Abdominal pain is one of the most common medical problems for children. It represents up to 4% of all pediatric office visits and up to 30% of visits to our office. In addition, nearly 40% of school children complain of abdominal pain on a weekly basis. We generally divide pain into acute pain and chronic pain. Acute pain lasts for a short time period, usually less than a week while chronic pain lasts for a longer time period, usually more than a few months.
Acute abdominal pain is usually first evaluated by your pediatrician. It can be caused by a variety of problems including infections, constipation, appendicitis, urinary tract problems, pancreatitis, gallstones, and many other disorders.. Appendicitis usually presents with pain in the right lower abdomen, often with fever, laboratory and/or x-ray abnormalities. If your pediatrician needs help with diagnosing or treating the cause of acute pain, he may send you to a pediatric surgeon, the emergency room, or sometimes, to one of our doctors, especially if surgical problems appear unlikely.
Chronic abdominal pain is extremely common in children. In fact, one in every 5 school aged kids may experience chronic abdominal pain. Often, the pain is felt around the belly button. It may be associated with some nausea, diarrhea or constipation. This pain is often divided into two categories: 1) "Organic" and 2) "Functional" pain.
The most common cause of chronic abdominal pain is "functional" abdominal pain. This is best understood as a problem with the interplay between the mind and the body and the way the nerves and muscles of the intestine or stomach are working -- or not working. Some liken this pain to a "sensitive stomach." In children and adults with functional pain (also called visceral hyperalgesia), it has been shown that the nerves in the stomach cause pain much faster when the stomach is stretched than in individuals who do not have functional pain. In addition, research centers have demonstrated increased levels of pain neurotransmitters in the intestinal lining of patients with functional pain. One common type of functional abdominal pain is called irritable bowel syndrome. Unlike "organic" abdominal pain, functional abdominal pain is not caused by a physical blockage, infection, ulcer, or colitis. Functional pain is not typically associated with fevers, rectal bleeding, or abnormal blood, urine, stool, or x-ray tests. Sometimes, it can cause children to awake at night, eat less, and even miss school. This pain can also be triggered by factors such as constipation or lactose intolerance. Sometimes, it may be triggered by stressors in the family, like a new school, a conflict with friends or family, divorce (or stressed parents), or a recent illness or death in a child's family. It will be important for you to carefully consider all of the stressors in your child's life and discuss them with your doctor.

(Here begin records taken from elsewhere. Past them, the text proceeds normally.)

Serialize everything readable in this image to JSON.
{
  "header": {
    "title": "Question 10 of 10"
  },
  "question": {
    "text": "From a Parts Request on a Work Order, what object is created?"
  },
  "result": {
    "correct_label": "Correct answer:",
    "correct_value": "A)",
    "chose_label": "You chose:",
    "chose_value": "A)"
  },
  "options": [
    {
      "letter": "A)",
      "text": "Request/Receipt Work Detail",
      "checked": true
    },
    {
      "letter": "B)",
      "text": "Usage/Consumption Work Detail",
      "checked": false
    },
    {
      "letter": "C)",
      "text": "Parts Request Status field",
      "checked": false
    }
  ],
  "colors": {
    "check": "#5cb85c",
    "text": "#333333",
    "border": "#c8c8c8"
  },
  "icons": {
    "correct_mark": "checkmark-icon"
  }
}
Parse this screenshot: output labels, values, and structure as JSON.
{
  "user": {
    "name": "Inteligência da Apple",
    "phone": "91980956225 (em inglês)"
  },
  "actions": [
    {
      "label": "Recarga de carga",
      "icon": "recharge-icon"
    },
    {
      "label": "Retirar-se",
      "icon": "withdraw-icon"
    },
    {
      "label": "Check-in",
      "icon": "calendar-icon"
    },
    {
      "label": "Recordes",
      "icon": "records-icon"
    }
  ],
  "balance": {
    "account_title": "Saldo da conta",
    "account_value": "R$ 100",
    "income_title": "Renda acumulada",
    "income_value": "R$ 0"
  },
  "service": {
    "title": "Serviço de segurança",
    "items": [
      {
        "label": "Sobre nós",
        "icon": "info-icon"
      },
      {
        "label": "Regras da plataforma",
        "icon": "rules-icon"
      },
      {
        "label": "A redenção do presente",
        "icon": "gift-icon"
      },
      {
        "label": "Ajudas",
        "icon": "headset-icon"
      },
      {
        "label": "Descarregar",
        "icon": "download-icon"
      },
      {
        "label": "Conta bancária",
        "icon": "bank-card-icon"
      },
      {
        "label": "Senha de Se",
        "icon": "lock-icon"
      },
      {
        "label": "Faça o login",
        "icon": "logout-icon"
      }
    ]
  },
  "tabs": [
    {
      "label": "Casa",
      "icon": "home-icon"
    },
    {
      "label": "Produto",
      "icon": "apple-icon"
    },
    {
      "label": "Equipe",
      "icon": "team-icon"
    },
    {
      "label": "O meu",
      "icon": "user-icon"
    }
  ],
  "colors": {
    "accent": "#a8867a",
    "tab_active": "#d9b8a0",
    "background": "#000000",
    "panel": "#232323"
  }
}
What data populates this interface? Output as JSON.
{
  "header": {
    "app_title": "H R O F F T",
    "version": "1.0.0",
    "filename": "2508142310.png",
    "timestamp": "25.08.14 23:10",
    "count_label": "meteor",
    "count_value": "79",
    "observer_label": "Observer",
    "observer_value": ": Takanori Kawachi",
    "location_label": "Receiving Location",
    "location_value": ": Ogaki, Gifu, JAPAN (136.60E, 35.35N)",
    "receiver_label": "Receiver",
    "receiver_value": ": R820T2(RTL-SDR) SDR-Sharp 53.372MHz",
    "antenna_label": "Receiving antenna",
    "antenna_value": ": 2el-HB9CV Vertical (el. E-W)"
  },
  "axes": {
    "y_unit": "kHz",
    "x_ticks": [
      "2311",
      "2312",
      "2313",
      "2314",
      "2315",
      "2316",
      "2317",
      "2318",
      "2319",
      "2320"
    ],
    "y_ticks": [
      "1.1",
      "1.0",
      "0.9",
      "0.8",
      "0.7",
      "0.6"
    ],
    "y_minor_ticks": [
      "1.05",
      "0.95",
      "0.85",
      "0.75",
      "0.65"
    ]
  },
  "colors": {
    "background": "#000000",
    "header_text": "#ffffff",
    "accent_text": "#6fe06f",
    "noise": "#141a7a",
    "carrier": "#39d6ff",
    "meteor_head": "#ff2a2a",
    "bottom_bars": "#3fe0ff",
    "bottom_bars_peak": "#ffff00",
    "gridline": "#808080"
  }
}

"Organic" abdominal pain signifies pain caused by a physical problem with the gastrointestinal system and is far less common than functional abdominal pain in children. Organic pain may be associated with fevers, blood in the stool, weight loss, jaundice as well as abnormal laboratory, x-ray, or endoscopic findings. Your doctor may decide to test your child for possibilities including celiac disease, eosinophilic esophagitis, peptic ulcer disease, Helicobacter pylori, inflammatory bowel disease), infections, pancreatic, gallbladder, and liver disease, among others.
Our doctors are experts in evaluating and treating abdominal pain. Please help us by bringing a copy of all previous lab tests and growth records with you to your specialist's appointment. Together, we will decide if further testing is needed. Medications used to treat the symptoms may include antacid treatments, stool softeners, a high fiber diet, muscle relaxants, or in some cases migraine-type medications.
Before you see the gastroenterologist for chronic pain, it is a good idea to try a few simple dietary changes. You may wish to try a lactose free diet to see if milk (specifically the sugar in milk, lactose) is causing the problem. Sometimes it is as simple as reducing the child's intake of junk food, high fructose corn syrup (a sweetener found in many foods that can cause cramping and bloating), caffeine, sodas, or excessive spicy or fried foods.
Acute and chronic abdominal pain can be very challenging for you, your child, your child's teachers, and your doctors. The good news is that most chronic abdominal pain in children eventually goes away and is not caused by serious health problems. As with any condition, please discuss your symptoms and concerns with your medical providers and especially notify them if there are any major changes in the symptoms.
Additional information can be found at these websites:
- A link on functional, chronic pain
- A NY Times article on recurrent abdominal pain in children
- A link on lactose intolerance
- A link on infant colic
- Amitriptyline, Nortriptyline, and Desipramine: What you need to know
- A handout on constipation in kids
- An article on irritable bowel syndrome
- Links to the International Foundation for Functional Disorders
Nutrition4Kids.com is a resource for parents who are passionate about feeding their kids well, regardless of medical challenges or allergies. Once you have filled out your profile, the site will send you updates personalized for you and your child. Includes Q&A, Find Folks Like Us, Pinboards, Restaurant Reviews, Food Databases and Labels and more. Recent posts include: